I like listening to Old Time Radio podcasts. One that I especially enjoy these days is the old 1940's Superman radio program. As a mere historical curiosity, it's worth noting if only because it was the radio program--and not the comics--that introduced the characters of Jimmy Olsen and Perry White, but it's actually fairly entertaining, too! And, at a mere 15 minutes (or less) per episode, it's not too difficult to fit in between other tasks.
There are, of course, the elements of the program's era which can be a bit eyebrow-raising in the modern era. Besides less than politically correct depictions of Asians and American Indians, for example, this Superman doesn't seem to mind putting bad guys in mortal peril in order to get them to surrender (although, even as far back as then, I haven't noticed that he's actively killed anyone. More than a few bad guys have died as a result of their own machinations, though!). And, honestly, this version of Superman seems unusually slow to me. I'm used to reading about and seeing a Superman who can move so fast that he can travel practically anywhere in the world in the blink of an eye, should he so choose. Although the programs do use a variation of the traditional "faster than a speeding bullet" line (it changes every now and again. The episode I'm listening to now says that Superman can "race a speeding bullet to its target," which is certainly close enough), I'm constantly getting the impression that Superman himself is unsure that he can make it from Point A to Point B quickly enough to save the day.
Obviously, at least some of this is simply a side effect of the need to build tension in an action-packed radio adventure. And, generally, they succeed at their goal. It's also really pretty remarkable how voice actor Bud Collyer (who also hosted some early game shows, so I've just gotta respect him!) was able to switch his voice down an octave or so from what he used as Clark Kent to the voice he used for Superman. It's as close as one could hope for in a non-visual medium to actually seeing Kent rip open his shirt to don the red and blue tights.

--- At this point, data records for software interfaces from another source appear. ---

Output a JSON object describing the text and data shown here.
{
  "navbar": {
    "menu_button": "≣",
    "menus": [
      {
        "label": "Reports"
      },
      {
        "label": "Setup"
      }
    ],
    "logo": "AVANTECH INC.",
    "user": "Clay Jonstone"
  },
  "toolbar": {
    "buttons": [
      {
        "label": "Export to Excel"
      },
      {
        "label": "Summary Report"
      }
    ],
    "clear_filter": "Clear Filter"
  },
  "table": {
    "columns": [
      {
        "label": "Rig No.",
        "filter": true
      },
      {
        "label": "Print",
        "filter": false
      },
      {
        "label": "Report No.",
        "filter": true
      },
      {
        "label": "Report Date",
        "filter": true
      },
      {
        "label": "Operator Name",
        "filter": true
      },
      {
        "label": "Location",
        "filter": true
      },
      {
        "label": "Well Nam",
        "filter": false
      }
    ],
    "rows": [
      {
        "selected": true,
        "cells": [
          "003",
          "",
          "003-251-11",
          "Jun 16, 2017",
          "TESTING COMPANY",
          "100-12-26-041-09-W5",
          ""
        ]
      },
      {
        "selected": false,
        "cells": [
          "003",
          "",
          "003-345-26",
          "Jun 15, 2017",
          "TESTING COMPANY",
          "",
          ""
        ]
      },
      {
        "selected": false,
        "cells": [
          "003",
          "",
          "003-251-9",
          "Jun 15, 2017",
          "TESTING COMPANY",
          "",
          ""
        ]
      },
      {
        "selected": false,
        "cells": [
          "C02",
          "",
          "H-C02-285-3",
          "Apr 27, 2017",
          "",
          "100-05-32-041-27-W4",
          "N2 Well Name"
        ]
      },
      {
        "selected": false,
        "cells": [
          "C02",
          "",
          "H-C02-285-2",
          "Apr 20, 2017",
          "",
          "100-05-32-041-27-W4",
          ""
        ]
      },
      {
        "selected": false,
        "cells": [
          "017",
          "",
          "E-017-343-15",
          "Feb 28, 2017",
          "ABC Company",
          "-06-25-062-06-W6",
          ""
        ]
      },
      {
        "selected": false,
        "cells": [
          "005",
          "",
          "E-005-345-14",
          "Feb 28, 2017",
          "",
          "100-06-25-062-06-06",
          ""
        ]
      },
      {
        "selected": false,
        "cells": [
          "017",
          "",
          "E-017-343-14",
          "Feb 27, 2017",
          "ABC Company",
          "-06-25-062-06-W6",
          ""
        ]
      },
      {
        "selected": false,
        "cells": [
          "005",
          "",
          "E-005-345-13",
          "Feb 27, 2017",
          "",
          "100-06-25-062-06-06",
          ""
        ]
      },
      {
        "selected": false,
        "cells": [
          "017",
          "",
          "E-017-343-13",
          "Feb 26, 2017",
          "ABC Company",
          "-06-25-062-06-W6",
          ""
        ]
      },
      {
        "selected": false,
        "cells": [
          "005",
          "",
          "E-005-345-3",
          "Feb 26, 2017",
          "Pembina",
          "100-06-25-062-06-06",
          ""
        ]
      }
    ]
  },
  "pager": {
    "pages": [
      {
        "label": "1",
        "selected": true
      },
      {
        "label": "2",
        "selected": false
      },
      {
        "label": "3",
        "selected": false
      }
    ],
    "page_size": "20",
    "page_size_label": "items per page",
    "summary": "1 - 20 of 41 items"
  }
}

Hundreds of episodes were made over the course of more than a decade. Not all them exist anymore, but there are more than enough to keep you going for quite a while, especially at the rate of two or three a week (which is about how often the episodes were broadcast in the 1940's, as well). You can find a good supply of episodes for free download (they're believed to be in the Public Domain now) over at the Internet Archive.